══ Listed entries
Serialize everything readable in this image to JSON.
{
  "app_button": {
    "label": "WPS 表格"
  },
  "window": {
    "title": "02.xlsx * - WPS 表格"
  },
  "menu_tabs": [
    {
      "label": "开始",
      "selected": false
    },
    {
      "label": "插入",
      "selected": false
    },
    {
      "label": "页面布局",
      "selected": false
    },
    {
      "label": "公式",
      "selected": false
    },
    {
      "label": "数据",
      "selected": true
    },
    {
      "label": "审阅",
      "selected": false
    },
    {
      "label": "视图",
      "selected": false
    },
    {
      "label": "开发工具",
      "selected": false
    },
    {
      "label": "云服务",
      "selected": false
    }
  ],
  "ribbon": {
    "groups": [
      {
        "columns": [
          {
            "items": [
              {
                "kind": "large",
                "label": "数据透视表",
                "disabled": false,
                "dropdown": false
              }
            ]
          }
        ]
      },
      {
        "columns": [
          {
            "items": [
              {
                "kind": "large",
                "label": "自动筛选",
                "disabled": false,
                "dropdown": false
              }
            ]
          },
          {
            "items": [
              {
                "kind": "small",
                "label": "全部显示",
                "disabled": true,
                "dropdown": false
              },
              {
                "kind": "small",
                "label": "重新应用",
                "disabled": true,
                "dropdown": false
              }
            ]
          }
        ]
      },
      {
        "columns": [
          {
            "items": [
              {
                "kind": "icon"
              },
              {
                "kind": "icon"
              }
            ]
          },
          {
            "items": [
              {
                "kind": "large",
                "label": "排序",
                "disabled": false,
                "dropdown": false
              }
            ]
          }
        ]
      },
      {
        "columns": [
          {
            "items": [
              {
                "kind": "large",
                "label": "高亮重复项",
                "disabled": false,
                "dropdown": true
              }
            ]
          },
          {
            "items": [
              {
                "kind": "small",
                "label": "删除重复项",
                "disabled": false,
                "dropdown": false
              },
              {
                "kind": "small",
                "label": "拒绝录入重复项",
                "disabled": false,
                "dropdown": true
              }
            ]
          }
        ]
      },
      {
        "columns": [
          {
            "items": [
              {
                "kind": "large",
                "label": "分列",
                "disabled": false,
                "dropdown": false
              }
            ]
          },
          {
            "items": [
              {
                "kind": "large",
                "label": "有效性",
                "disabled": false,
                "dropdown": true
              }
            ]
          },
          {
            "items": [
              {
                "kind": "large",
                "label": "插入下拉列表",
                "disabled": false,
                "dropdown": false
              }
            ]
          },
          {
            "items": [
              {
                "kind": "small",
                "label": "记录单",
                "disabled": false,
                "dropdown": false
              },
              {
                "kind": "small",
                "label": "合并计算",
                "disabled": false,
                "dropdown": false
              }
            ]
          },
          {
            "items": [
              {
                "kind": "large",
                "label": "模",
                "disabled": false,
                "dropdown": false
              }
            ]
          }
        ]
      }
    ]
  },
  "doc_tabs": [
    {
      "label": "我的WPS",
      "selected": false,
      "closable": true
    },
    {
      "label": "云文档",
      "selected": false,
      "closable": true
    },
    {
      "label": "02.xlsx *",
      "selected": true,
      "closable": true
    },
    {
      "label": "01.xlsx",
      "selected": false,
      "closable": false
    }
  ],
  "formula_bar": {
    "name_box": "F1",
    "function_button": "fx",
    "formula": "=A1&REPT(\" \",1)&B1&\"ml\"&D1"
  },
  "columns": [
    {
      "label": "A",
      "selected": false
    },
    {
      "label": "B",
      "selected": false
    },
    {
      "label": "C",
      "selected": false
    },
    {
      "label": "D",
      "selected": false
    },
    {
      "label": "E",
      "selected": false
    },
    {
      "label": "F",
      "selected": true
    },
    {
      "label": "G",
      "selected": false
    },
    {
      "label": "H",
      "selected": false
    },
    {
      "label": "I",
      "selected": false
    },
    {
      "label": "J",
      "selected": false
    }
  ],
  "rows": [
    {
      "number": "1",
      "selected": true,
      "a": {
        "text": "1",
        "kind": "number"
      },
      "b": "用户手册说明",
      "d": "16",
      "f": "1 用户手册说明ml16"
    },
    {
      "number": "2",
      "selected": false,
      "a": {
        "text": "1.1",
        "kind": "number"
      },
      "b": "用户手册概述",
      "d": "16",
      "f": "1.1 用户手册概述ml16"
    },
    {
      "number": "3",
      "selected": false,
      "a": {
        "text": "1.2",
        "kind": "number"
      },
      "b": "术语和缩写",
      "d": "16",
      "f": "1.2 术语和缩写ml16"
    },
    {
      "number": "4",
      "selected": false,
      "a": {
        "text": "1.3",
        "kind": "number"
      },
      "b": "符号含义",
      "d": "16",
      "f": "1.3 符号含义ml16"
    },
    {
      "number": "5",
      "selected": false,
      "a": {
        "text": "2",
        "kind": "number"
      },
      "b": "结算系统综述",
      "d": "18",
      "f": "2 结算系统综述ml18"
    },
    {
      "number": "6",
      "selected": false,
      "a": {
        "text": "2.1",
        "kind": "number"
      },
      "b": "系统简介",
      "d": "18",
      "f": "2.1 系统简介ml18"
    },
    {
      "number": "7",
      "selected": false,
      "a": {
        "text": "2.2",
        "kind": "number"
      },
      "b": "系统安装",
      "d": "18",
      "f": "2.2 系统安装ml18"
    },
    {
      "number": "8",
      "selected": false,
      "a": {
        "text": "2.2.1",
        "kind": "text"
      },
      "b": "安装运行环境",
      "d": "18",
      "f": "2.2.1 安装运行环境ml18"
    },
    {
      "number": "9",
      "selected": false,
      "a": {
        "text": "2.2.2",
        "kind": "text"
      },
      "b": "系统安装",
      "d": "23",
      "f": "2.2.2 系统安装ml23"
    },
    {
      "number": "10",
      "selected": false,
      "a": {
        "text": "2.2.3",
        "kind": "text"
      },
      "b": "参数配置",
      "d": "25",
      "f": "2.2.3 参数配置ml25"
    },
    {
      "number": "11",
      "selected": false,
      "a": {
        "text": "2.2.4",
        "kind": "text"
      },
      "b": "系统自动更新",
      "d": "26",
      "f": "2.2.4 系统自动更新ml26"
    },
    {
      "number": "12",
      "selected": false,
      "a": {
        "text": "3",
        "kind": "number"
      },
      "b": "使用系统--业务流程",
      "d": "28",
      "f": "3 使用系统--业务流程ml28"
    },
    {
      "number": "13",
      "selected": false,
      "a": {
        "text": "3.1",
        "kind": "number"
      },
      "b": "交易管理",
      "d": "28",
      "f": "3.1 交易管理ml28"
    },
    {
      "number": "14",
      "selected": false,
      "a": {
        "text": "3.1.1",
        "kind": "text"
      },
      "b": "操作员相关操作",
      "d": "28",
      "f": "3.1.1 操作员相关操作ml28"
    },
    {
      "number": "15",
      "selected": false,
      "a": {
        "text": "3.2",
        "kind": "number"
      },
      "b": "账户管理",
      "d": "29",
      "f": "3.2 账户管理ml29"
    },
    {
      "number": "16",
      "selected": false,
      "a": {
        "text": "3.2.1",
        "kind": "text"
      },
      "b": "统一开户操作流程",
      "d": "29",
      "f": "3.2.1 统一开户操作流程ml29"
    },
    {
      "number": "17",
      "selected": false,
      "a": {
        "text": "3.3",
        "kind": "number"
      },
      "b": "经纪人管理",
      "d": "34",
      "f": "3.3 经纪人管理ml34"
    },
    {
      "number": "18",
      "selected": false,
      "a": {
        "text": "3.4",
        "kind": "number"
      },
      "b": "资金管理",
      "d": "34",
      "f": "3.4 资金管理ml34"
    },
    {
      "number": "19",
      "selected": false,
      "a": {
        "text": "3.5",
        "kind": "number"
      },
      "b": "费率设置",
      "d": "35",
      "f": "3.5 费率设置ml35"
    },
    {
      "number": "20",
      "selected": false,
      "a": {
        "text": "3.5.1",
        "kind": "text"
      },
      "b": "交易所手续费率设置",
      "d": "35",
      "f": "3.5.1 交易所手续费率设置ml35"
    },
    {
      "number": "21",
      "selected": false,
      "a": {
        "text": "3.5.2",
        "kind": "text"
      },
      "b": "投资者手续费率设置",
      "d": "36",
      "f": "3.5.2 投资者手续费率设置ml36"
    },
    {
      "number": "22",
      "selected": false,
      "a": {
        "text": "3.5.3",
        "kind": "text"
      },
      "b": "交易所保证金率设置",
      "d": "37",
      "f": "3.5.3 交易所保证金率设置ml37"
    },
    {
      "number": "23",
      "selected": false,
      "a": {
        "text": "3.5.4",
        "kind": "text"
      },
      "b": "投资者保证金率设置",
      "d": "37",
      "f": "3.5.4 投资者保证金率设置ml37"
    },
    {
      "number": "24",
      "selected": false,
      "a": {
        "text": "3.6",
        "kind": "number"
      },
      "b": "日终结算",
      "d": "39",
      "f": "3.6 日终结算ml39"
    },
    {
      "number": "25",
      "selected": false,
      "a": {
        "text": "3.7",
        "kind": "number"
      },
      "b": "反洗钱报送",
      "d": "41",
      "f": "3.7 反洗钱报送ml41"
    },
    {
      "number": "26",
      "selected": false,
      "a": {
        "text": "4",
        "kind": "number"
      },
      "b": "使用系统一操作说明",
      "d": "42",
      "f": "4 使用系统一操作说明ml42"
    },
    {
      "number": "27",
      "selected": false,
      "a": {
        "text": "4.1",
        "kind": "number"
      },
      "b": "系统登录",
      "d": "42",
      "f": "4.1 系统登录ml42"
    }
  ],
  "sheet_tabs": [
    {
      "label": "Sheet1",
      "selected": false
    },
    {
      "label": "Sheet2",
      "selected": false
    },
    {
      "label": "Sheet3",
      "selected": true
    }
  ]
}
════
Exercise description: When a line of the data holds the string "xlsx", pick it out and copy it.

Task response:
    "title": "02.xlsx * - WPS 表格"
      "label": "02.xlsx *",
      "label": "01.xlsx",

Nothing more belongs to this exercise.